## Task instructions
Go through the material below and report how many lines contain "title". Give only the number.
....
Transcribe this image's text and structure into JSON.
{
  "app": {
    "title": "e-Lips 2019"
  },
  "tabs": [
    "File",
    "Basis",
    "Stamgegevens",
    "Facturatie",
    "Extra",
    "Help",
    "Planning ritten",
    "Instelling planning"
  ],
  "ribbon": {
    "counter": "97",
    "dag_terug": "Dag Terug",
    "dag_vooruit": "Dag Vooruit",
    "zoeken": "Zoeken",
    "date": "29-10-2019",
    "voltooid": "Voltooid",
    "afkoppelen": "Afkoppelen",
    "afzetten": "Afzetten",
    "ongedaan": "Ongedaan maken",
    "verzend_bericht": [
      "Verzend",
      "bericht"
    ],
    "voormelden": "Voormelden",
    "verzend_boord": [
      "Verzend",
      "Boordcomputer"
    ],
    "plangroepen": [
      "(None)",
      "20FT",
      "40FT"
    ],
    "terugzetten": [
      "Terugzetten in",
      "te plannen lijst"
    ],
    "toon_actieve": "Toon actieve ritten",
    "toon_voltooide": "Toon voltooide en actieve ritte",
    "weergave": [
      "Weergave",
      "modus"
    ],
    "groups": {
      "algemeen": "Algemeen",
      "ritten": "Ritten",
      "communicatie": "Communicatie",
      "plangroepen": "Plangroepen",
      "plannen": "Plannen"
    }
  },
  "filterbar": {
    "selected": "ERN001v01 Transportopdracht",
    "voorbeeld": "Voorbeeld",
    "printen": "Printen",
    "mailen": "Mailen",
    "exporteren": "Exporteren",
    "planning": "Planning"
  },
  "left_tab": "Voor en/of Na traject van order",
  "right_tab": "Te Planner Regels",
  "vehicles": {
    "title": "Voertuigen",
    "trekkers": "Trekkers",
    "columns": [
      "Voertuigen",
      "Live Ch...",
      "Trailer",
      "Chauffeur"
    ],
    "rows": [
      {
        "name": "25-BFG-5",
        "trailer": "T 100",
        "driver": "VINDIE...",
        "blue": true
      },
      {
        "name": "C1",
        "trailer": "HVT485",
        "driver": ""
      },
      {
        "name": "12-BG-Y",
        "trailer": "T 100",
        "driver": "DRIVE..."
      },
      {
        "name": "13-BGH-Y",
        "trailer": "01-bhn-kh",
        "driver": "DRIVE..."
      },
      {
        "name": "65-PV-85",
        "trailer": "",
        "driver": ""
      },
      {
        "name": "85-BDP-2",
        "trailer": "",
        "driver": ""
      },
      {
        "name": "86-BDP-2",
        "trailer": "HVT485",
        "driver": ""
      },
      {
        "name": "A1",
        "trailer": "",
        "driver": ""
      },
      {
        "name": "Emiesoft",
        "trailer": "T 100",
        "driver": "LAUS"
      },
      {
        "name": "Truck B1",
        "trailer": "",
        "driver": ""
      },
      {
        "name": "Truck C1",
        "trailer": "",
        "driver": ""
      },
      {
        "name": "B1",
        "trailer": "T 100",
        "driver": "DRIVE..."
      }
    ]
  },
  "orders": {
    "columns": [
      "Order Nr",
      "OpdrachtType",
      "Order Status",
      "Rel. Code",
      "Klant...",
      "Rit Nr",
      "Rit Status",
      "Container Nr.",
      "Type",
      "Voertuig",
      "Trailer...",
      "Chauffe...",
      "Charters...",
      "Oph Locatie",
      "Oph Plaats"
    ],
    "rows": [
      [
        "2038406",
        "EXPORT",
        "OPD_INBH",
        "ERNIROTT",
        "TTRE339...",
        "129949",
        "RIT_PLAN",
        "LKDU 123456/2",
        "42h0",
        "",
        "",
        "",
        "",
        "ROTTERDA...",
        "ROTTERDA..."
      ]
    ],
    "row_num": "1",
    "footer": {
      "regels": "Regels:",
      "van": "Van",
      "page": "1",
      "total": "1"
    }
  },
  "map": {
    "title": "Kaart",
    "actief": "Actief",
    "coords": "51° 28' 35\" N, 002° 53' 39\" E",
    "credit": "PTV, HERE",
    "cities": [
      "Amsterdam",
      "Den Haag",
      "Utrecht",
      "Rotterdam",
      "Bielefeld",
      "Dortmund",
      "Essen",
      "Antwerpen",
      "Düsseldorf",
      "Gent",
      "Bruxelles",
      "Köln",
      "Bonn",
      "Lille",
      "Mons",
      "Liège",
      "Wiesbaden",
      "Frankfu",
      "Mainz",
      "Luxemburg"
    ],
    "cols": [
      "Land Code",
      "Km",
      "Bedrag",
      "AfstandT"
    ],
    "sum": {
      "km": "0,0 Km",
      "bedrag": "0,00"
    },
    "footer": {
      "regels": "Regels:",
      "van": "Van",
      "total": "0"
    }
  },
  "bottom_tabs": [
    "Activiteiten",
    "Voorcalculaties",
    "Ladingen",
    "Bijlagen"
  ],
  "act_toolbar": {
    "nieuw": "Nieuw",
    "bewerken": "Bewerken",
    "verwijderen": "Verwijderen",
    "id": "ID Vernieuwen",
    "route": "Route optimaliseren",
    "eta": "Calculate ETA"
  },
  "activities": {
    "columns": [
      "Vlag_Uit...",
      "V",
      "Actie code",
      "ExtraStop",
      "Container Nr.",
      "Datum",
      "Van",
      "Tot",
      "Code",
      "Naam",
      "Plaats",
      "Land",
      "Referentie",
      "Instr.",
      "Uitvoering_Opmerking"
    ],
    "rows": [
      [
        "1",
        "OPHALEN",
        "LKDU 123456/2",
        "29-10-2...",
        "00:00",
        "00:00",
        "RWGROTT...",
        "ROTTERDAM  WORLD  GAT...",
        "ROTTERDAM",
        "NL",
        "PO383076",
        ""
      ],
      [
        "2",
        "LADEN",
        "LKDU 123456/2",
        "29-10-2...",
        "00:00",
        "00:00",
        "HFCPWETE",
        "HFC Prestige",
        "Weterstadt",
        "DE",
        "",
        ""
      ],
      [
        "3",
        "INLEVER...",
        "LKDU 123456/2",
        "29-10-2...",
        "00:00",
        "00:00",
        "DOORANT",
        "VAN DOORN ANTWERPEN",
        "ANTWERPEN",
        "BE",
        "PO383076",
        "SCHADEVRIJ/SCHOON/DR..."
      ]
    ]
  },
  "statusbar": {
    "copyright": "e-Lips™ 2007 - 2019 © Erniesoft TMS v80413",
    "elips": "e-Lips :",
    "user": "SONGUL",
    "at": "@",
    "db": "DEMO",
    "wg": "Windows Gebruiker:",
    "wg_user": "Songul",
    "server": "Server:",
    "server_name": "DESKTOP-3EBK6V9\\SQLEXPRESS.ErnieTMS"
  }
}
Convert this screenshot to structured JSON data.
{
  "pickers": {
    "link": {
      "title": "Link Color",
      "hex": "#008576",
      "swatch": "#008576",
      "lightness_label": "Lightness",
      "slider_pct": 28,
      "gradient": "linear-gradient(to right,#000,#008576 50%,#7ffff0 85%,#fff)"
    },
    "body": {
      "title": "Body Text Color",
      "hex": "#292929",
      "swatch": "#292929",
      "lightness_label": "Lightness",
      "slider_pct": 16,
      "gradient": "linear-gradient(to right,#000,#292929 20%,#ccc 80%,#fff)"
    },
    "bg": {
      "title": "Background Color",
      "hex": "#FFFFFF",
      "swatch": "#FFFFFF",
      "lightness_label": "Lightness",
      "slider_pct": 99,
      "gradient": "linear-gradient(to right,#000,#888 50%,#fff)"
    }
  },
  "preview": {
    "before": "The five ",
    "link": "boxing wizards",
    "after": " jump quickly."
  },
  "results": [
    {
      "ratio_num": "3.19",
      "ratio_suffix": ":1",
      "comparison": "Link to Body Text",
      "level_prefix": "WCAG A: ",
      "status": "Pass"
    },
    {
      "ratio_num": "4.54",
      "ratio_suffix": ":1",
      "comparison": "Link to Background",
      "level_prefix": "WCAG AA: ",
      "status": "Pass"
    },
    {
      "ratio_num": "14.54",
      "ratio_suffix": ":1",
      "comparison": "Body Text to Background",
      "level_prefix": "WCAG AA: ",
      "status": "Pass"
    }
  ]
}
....
## Output
6